Problem description:
Answer with a number only, stating how many lines of the records hold the word "value".

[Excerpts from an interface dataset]
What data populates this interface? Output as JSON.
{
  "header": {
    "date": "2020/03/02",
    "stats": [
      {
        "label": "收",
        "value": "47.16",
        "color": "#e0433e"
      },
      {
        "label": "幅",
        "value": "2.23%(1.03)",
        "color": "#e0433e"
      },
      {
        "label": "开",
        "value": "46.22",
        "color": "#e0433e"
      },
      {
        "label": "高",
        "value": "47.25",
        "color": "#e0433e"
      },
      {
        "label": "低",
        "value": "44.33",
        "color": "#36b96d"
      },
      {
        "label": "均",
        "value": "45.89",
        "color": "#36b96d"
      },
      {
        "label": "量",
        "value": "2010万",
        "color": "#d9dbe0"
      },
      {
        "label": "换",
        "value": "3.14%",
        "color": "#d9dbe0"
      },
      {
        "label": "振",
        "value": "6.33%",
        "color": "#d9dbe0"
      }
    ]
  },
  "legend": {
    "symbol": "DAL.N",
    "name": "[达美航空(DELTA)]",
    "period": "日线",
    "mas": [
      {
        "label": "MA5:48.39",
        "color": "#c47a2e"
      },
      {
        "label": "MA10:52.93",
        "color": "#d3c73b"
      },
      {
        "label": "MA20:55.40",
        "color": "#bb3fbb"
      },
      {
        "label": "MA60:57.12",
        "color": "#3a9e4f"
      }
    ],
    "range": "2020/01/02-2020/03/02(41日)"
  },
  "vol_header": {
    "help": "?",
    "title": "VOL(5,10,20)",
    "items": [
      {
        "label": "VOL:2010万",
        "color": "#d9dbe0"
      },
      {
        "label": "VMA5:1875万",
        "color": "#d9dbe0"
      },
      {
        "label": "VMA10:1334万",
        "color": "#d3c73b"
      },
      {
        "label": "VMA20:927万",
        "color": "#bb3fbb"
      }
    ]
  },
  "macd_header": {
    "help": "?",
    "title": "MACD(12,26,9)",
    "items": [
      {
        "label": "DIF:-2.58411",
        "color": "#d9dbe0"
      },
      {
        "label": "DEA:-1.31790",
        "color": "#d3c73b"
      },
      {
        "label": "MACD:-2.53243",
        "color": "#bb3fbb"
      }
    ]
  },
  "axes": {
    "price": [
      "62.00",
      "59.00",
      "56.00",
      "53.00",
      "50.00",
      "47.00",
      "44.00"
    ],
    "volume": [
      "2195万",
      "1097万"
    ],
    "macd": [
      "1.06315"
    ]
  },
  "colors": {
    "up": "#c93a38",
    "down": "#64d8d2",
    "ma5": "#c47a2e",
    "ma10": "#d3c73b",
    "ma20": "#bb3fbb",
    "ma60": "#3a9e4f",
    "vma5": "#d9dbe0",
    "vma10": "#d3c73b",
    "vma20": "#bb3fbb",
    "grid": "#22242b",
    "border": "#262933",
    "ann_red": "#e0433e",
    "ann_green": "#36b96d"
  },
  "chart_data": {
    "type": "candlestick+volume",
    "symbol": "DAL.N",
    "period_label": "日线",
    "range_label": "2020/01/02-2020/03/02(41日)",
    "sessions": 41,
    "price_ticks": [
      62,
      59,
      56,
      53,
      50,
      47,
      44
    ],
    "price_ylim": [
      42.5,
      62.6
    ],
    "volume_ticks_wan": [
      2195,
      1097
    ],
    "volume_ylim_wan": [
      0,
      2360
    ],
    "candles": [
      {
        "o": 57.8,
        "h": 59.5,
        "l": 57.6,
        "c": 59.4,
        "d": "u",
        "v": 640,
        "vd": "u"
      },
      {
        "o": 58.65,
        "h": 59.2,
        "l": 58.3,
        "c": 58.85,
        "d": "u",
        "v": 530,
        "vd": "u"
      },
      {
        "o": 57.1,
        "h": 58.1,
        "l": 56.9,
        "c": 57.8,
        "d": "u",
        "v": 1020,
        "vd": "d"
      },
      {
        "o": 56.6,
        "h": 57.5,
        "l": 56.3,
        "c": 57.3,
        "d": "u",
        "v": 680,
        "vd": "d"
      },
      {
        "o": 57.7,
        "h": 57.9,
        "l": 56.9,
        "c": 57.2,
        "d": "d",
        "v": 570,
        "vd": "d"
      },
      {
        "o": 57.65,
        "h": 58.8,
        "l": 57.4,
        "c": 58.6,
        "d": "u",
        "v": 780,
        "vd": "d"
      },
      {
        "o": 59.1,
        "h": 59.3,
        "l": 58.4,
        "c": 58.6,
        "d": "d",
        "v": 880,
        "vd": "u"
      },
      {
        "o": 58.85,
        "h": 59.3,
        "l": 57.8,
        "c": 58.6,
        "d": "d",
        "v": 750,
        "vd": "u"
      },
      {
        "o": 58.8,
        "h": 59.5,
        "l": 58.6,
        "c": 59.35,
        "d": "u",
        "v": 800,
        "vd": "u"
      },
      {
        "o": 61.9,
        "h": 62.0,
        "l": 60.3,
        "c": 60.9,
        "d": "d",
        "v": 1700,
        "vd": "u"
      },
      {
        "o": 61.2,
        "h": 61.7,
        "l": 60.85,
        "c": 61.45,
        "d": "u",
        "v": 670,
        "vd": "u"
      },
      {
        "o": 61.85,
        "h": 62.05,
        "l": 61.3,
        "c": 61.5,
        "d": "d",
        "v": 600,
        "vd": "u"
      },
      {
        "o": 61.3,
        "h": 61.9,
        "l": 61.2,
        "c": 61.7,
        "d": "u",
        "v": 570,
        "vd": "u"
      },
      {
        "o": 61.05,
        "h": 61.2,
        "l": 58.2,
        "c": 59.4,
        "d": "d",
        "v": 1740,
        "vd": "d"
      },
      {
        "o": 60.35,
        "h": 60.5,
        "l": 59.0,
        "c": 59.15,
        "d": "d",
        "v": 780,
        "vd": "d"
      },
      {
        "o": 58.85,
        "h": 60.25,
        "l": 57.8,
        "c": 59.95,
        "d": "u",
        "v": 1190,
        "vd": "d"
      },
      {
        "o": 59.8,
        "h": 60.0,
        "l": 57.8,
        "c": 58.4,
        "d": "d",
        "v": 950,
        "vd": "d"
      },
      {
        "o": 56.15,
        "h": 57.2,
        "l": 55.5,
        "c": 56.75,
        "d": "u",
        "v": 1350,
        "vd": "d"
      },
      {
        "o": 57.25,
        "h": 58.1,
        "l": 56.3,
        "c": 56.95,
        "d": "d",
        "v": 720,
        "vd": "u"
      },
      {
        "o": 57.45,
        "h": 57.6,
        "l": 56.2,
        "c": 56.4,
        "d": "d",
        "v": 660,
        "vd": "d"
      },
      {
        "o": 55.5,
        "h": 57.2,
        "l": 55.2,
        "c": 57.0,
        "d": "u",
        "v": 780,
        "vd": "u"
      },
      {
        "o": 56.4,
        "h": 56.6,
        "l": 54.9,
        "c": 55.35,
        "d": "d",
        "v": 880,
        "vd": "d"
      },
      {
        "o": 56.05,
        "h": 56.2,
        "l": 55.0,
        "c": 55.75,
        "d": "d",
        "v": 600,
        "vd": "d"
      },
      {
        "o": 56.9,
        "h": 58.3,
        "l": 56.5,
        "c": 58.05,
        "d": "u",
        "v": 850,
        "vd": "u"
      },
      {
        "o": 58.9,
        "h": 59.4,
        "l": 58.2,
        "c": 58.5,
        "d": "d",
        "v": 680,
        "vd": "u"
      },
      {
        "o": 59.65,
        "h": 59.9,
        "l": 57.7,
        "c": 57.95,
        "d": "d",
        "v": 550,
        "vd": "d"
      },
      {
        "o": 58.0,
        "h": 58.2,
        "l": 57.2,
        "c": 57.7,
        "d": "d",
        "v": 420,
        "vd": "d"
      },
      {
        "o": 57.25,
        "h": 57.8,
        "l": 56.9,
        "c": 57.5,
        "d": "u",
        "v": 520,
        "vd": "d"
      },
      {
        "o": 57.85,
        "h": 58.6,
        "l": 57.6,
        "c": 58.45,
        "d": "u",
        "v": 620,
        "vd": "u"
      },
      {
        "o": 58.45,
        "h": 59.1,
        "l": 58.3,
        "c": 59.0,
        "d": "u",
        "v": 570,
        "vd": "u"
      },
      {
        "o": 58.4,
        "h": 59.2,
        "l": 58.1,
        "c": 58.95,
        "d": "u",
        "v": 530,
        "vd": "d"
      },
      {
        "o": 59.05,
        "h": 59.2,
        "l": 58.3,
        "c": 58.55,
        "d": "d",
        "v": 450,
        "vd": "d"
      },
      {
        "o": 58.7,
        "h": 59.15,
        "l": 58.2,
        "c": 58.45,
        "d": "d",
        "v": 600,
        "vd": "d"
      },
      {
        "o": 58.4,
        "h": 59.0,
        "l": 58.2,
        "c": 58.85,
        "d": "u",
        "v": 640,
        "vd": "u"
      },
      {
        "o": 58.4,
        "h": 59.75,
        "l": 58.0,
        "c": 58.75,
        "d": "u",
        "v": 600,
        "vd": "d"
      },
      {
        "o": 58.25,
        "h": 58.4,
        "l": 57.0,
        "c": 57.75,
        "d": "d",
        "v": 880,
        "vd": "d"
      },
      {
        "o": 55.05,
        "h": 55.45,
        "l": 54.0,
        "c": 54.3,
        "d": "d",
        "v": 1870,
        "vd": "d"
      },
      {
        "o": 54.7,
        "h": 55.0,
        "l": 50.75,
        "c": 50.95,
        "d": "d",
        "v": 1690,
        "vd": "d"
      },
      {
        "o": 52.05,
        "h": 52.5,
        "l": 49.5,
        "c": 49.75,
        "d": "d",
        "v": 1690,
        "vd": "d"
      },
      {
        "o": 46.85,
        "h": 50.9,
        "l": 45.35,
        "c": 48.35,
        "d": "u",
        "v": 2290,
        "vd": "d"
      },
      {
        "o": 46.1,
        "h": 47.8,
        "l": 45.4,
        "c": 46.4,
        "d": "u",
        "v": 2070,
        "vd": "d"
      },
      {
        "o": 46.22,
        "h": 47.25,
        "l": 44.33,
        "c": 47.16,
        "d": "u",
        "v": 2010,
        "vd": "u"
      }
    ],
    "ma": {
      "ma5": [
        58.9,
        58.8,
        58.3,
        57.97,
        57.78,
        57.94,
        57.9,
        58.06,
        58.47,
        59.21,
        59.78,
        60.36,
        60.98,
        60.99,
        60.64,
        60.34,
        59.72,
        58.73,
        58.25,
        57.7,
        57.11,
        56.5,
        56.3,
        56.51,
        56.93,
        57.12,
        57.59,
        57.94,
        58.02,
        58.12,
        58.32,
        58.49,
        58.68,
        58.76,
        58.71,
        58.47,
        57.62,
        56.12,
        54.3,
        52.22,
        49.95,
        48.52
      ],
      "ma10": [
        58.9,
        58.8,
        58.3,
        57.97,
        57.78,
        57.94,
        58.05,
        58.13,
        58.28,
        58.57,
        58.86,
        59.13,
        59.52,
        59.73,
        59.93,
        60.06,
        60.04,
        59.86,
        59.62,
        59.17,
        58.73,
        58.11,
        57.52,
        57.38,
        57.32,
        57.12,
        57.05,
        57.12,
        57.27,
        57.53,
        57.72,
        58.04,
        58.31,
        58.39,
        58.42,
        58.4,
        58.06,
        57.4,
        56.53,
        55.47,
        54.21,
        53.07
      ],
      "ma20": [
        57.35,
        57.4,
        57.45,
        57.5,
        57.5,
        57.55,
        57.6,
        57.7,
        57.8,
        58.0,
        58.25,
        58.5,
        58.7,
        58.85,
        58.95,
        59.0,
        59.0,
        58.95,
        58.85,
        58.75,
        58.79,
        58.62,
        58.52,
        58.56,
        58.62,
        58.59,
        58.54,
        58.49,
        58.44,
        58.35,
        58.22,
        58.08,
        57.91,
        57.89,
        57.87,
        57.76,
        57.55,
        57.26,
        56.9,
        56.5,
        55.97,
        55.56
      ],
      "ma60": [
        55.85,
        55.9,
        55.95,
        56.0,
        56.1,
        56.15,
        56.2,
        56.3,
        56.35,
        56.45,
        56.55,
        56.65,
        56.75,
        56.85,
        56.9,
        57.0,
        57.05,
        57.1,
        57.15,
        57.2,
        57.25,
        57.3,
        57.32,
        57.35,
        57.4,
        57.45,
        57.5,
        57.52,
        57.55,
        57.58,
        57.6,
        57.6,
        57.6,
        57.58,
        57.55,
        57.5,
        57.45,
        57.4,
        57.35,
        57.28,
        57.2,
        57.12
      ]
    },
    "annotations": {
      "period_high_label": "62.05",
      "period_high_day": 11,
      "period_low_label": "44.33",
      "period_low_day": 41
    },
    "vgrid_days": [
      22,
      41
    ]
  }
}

Solution to this exercise:
9